*TO DO*
Return every line of the listing that includes the string "вставить".

*INFORMATION SHOWN*
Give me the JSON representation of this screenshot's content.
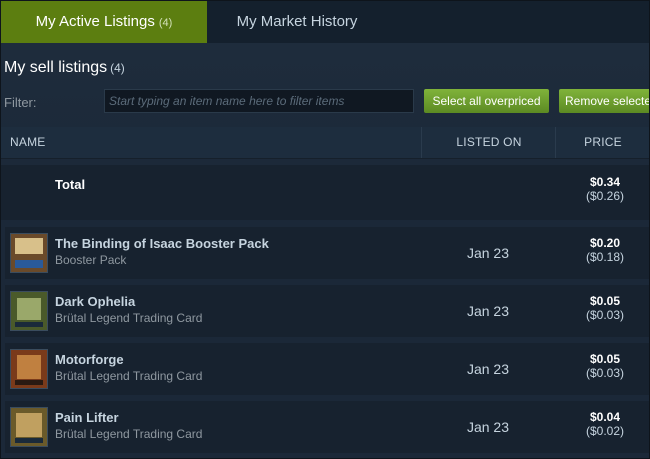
{
  "tabs": [
    {
      "label": "My Active Listings",
      "count": "(4)"
    },
    {
      "label": "My Market History"
    }
  ],
  "section": {
    "title": "My sell listings",
    "count": "(4)"
  },
  "filter": {
    "label": "Filter:",
    "placeholder": "Start typing an item name here to filter items"
  },
  "buttons": {
    "select_overpriced": "Select all overpriced",
    "remove_selected": "Remove selecte"
  },
  "table": {
    "headers": {
      "name": "NAME",
      "listed_on": "LISTED ON",
      "price": "PRICE"
    },
    "total": {
      "label": "Total",
      "price": "$0.34",
      "price_sub": "($0.26)"
    },
    "rows": [
      {
        "name": "The Binding of Isaac Booster Pack",
        "type": "Booster Pack",
        "listed_on": "Jan 23",
        "price": "$0.20",
        "price_sub": "($0.18)",
        "thumb_colors": [
          "#6a4a2a",
          "#d8c08a",
          "#2a5a9a"
        ]
      },
      {
        "name": "Dark Ophelia",
        "type": "Brütal Legend Trading Card",
        "listed_on": "Jan 23",
        "price": "$0.05",
        "price_sub": "($0.03)",
        "thumb_colors": [
          "#4a5a2a",
          "#9aa86a",
          "#1a2a3a"
        ]
      },
      {
        "name": "Motorforge",
        "type": "Brütal Legend Trading Card",
        "listed_on": "Jan 23",
        "price": "$0.05",
        "price_sub": "($0.03)",
        "thumb_colors": [
          "#7a3a1a",
          "#c08040",
          "#2a1a12"
        ]
      },
      {
        "name": "Pain Lifter",
        "type": "Brütal Legend Trading Card",
        "listed_on": "Jan 23",
        "price": "$0.04",
        "price_sub": "($0.02)",
        "thumb_colors": [
          "#6a5a2a",
          "#c0a060",
          "#1a2a3a"
        ]
      }
    ]
  }
}
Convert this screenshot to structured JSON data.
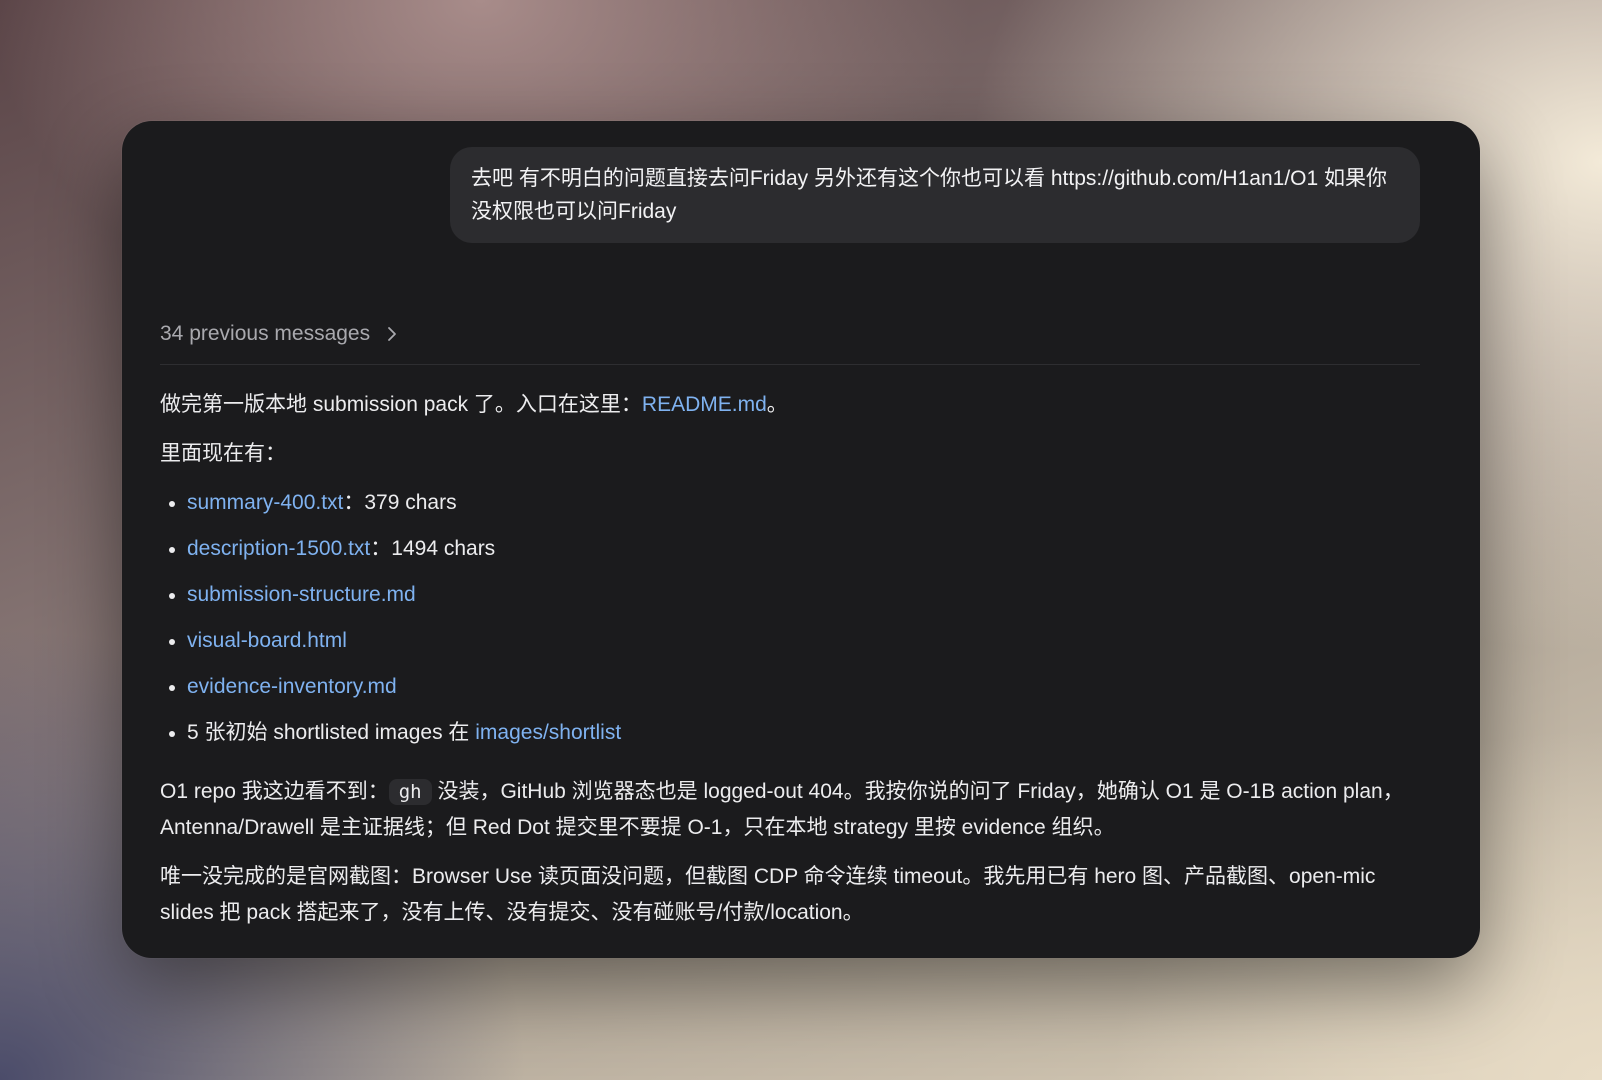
{
  "user_message": {
    "text": "去吧 有不明白的问题直接去问Friday 另外还有这个你也可以看 https://github.com/H1an1/O1 如果你没权限也可以问Friday"
  },
  "previous_messages": {
    "label": "34 previous messages",
    "icon": "chevron-right-icon"
  },
  "assistant": {
    "intro_before": "做完第一版本地 submission pack 了。入口在这里：",
    "intro_link": "README.md",
    "intro_after": "。",
    "contents_heading": "里面现在有：",
    "files": [
      {
        "link": "summary-400.txt",
        "suffix": "：379 chars"
      },
      {
        "link": "description-1500.txt",
        "suffix": "：1494 chars"
      },
      {
        "link": "submission-structure.md",
        "suffix": ""
      },
      {
        "link": "visual-board.html",
        "suffix": ""
      },
      {
        "link": "evidence-inventory.md",
        "suffix": ""
      },
      {
        "prefix": "5 张初始 shortlisted images 在 ",
        "link": "images/shortlist"
      }
    ],
    "repo_before": "O1 repo 我这边看不到：",
    "repo_code": "gh",
    "repo_after": " 没装，GitHub 浏览器态也是 logged-out 404。我按你说的问了 Friday，她确认 O1 是 O-1B action plan，Antenna/Drawell 是主证据线；但 Red Dot 提交里不要提 O-1，只在本地 strategy 里按 evidence 组织。",
    "final": "唯一没完成的是官网截图：Browser Use 读页面没问题，但截图 CDP 命令连续 timeout。我先用已有 hero 图、产品截图、open-mic slides 把 pack 搭起来了，没有上传、没有提交、没有碰账号/付款/location。"
  },
  "colors": {
    "window_bg": "#1b1b1d",
    "bubble_bg": "#2c2c2f",
    "link": "#7fb2f0",
    "muted_text": "#a9a9ae"
  }
}
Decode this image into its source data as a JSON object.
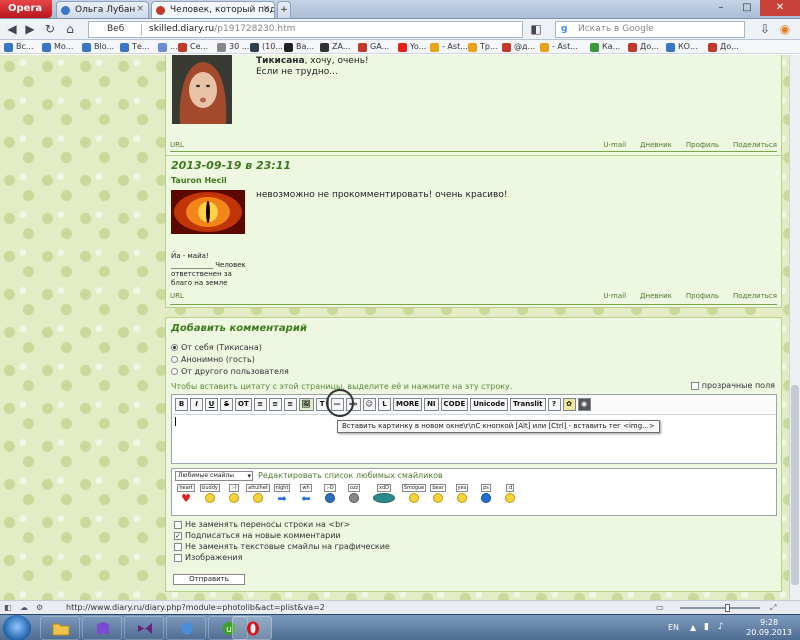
{
  "browser": {
    "menu_label": "Opera",
    "tabs": [
      {
        "title": "Ольга Лубан",
        "active": false
      },
      {
        "title": "Человек, который под...",
        "active": true
      }
    ],
    "web_label": "Веб",
    "url_host": "skilled.diary.ru",
    "url_path": "/p191728230.htm",
    "search_placeholder": "Искать в Google",
    "bookmarks": [
      "Вс...",
      "Мо...",
      "Blo...",
      "Те...",
      "...",
      "Се...",
      "30 ...",
      "(10...",
      "Ва...",
      "ZA...",
      "GA...",
      "Yo...",
      "- Ast...",
      "Тр...",
      "@д...",
      "- Ast...",
      "Ка...",
      "До...",
      "КО...",
      "До..."
    ]
  },
  "post1": {
    "author_line": "Тикисана",
    "text_suffix": ", хочу, очень!",
    "text_line2": "Если не трудно...",
    "footer": {
      "url": "URL",
      "links": [
        "U-mail",
        "Дневник",
        "Профиль",
        "Поделиться"
      ]
    }
  },
  "post2": {
    "date": "2013-09-19 в 23:11",
    "author": "Tauron Hecil",
    "text": "невозможно не прокомментировать! очень красиво!",
    "signature": "Йа - майа! ____________ Человек ответственен за благо на земле",
    "footer": {
      "url": "URL",
      "links": [
        "U-mail",
        "Дневник",
        "Профиль",
        "Поделиться"
      ]
    }
  },
  "comment_form": {
    "title": "Добавить комментарий",
    "radios": [
      {
        "label": "От себя (Тикисана)",
        "selected": true
      },
      {
        "label": "Анонимно (гость)",
        "selected": false
      },
      {
        "label": "От другого пользователя",
        "selected": false
      }
    ],
    "quote_hint": "Чтобы вставить цитату с этой страницы, выделите её и нажмите на эту строку.",
    "transparent_fields": "прозрачные поля",
    "toolbar_buttons": [
      "B",
      "I",
      "U",
      "S",
      "ОТ",
      "≡",
      "≡",
      "≡",
      "🖼",
      "T",
      "—",
      "«»",
      "☺",
      "L",
      "MORE",
      "NI",
      "CODE",
      "Unicode",
      "Translit",
      "?"
    ],
    "tooltip": "Вставить картинку в новом окне\\r\\nC кнопкой [Alt] или [Ctrl] - вставить тег <img...>",
    "smiley_select": "Любимые смайлы",
    "smiley_edit_link": "Редактировать список любимых смайликов",
    "smiley_tags": [
      "heart",
      "buddy",
      ":-)",
      "attulhet",
      "night",
      "wh",
      ":-D",
      "ozz",
      "xdD",
      "Smogue",
      "bear",
      "yes",
      "ps",
      ":d"
    ],
    "options": [
      {
        "label": "Не заменять переносы строки на <br>",
        "checked": false
      },
      {
        "label": "Подписаться на новые комментарии",
        "checked": true
      },
      {
        "label": "Не заменять текстовые смайлы на графические",
        "checked": false
      },
      {
        "label": "Изображения",
        "checked": false
      }
    ],
    "submit_label": "Отправить"
  },
  "status_bar": {
    "url": "http://www.diary.ru/diary.php?module=photolib&act=plist&va=2"
  },
  "taskbar": {
    "lang": "EN",
    "time": "9:28",
    "date": "20.09.2013"
  }
}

*WRITTEN RESPONSE*
    "quote_hint": "Чтобы вставить цитату с этой страницы, выделите её и нажмите на эту строку.",
    "tooltip": "Вставить картинку в новом окне\\r\\nC кнопкой [Alt] или [Ctrl] - вставить тег <img...>",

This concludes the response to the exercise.